22. This must have been an interesting afternoon at City Hall: Detroit dancers, DJs and club owners recently asked city council members to leave strip clubs aloooooooooone! I wonder what Kwame Kilpatrick has to say about this. (Blackink)

23. A map shows that somewhere in South Dakota is the McFarthest Spot. (Blackink)

24. America’s largest dry city got officially “wet” last week. h/t Off the Kuff. (Blackink)

25. Hoping to capitalize on his unparalleled campaigning talents, Chicago is turning to President Obama in its bid to land the 2016 Olympics. Matt Yglesias wants to know why anyone would want to host the Games. Katie Connolly looks at the pros and cons. (Blackink)

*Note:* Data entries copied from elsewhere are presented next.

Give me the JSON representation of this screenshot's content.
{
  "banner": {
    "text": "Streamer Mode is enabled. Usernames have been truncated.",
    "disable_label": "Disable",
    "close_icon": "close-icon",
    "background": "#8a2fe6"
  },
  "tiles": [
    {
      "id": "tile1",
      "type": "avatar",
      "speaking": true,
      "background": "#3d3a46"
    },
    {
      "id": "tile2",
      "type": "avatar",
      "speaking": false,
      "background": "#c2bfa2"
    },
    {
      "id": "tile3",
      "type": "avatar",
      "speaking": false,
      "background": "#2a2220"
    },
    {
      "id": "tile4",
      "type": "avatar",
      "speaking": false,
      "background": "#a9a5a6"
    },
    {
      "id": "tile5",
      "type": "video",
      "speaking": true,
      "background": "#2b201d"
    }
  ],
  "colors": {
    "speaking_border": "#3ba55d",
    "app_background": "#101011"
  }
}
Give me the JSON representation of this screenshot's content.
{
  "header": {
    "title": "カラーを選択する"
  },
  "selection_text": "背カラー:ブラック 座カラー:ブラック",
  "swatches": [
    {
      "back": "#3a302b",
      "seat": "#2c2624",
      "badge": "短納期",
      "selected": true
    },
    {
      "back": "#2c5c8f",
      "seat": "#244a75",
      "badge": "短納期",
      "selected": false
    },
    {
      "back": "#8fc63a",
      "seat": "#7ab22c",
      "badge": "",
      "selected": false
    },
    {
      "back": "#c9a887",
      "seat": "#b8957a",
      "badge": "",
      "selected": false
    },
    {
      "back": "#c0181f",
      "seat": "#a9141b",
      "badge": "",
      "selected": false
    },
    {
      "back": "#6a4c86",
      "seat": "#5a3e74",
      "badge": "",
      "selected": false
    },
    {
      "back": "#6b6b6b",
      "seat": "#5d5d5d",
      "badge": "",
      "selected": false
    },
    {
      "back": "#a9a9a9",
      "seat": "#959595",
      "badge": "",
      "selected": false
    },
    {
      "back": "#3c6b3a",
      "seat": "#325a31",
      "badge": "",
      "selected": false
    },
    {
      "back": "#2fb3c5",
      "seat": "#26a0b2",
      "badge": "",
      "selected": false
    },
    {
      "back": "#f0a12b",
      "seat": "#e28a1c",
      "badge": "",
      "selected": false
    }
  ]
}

26. After exhaustive research, Eamonn Brennan answers the question we’ve all been dying to know: yes, President Obama sometimes wears shorts when playing basketball. (Blackink)

27. Fifteen years after the Rams and Raiders left, Los Angeles seems to be moving closer to bringing the NFL back to town. NBC LA speculates the San Diego Chargers are the franchise most likely to make the move. (Blackink)

As always, feel free to drop links, chat amongst yourselves, offer effusive praise or hurl anonymous insults. Just don’t throw tomatoes.

*It was Monday when I started putting this post together.